Redmond has developed the Equity-Inclusion Toolkit as one part of the Redmond 2050 update. The resource is intended to assist with planning and policy updates for the Redmond Comprehensive Plan, functional plan, and regulatory updates.

Seattle has released the Phase One Engagement Report that details the various media coverage, engagement hub launch, and the many community-based organizations involved so far in its comprehensive plan update. The Seattle Office of Planning and Community Development has also contracted with the Department of Neighborhoods to work with 10 community liaisons who will conduct immigrant and refugee community engagement on behalf of the plan update.

Shoreline has an Equity & Social Justice program which focuses on increasing the capacity of city staff to promote service equity and inclusion and support diverse communities. Equity & Social Justice Community Consultants are local community member hired by the city to represent diverse communities, serve on the city’s Equity and Social Justice Workgroup, and advise city on equity and inclusion.

Other Resources

Puget Sound Regional Council offers a Passport to 2044 webinar series (in partnership with the Washington State Department of Commerce and MRSC) on topics relevant to comprehensive plan updates, and its Planning for Equity webpage, which offers resources and tools local governments can use to develop and implement policies and actions.

MRSC offers several webpages that might be helpful, including:

And finally, Simon Fraser University’s Morris J. Wosk Centre for Dialogue offers Eight Principles for Equitable Public Engagement, which highlights strategies to help facilitate meaningful and equitable inclusion of diverse voices. 

MRSC is a private nonprofit organization serving local governments in Washington State. Eligible government agencies in Washington State may use our free, one-on-one Ask MRSC service to get answers to legal, policy, or financial questions.

Photo of Rosie Cullen

About Rosie Cullen

Rosie worked as a Public Policy Intern with MRSC in the summer of 2022. Previously, she worked in social services and legislative advocacy in the Puget Sound supporting individuals who experienced foster care and/or homelessness to advocate for policy and systemic changes. She plans to work in local government with a community-led mindset, working to create space and opportunity for those who have experienced systemic oppression.

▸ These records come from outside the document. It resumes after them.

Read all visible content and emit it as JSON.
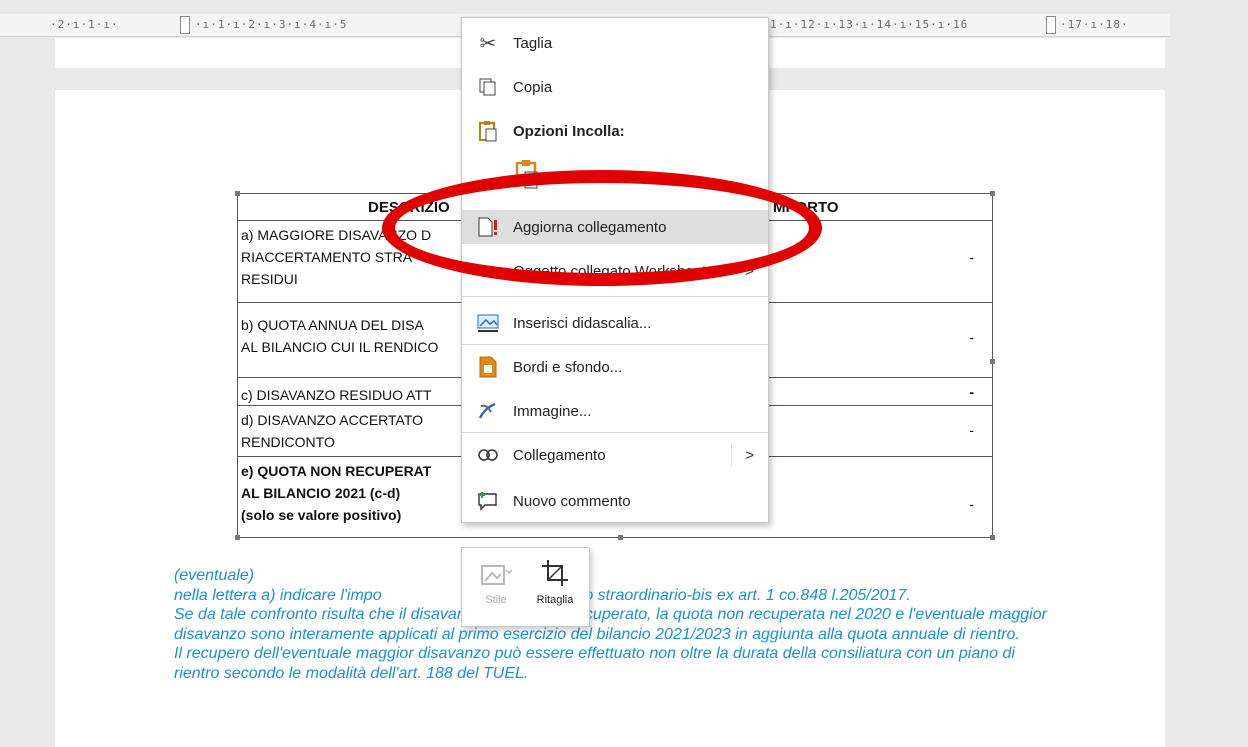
{
  "ruler": {
    "left_text": "·2·ı·1·ı·",
    "mid_text": "·ı·1·ı·2·ı·3·ı·4·ı·5",
    "right_text": "1·ı·12·ı·13·ı·14·ı·15·ı·16",
    "far_text": "·17·ı·18·"
  },
  "table": {
    "header_desc": "DESCRIZIO",
    "header_import": "MPORTO",
    "rows": [
      {
        "text": "a) MAGGIORE DISAVANZO D\nRIACCERTAMENTO STRA\nRESIDUI",
        "value": "-"
      },
      {
        "text": "b) QUOTA ANNUA DEL DISA\nAL BILANCIO CUI IL RENDICO",
        "value": "-"
      },
      {
        "text": "c) DISAVANZO RESIDUO ATT",
        "value": "-"
      },
      {
        "text": "d) DISAVANZO ACCERTATO\nRENDICONTO",
        "value": "-"
      },
      {
        "text": "e) QUOTA NON RECUPERAT\nAL BILANCIO 2021 (c-d)\n(solo se valore positivo)",
        "value": "-"
      }
    ]
  },
  "notes": [
    "(eventuale)",
    "nella lettera a) indicare l'impo                    la riaccertamento straordinario-bis ex art. 1 co.848 l.205/2017.",
    "Se da tale confronto risulta che il disavanzo non è stato recuperato, la quota non recuperata nel 2020 e l'eventuale maggior disavanzo sono interamente applicati al primo esercizio del bilancio 2021/2023 in aggiunta alla quota annuale di rientro.",
    "Il recupero dell'eventuale maggior disavanzo può essere effettuato non oltre la durata della consiliatura con un piano di rientro secondo le modalità dell'art. 188 del TUEL."
  ],
  "context_menu": {
    "cut": "Taglia",
    "copy": "Copia",
    "paste_options": "Opzioni Incolla:",
    "update_link": "Aggiorna collegamento",
    "linked_object": "Oggetto collegato Worksheet",
    "insert_caption": "Inserisci didascalia...",
    "borders": "Bordi e sfondo...",
    "image": "Immagine...",
    "link": "Collegamento",
    "new_comment": "Nuovo commento"
  },
  "mini_toolbar": {
    "style": "Stile",
    "crop": "Ritaglia"
  },
  "colors": {
    "highlight_oval": "#e00000",
    "note_text": "#1c8fd4"
  }
}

Rosie has a Bachelor of Social Work from the University of Portland and is currently pursuing a graduate degree in Public Administration degree from the University of Washington where she concentrates on social policy, policy analysis, and organizational leadership.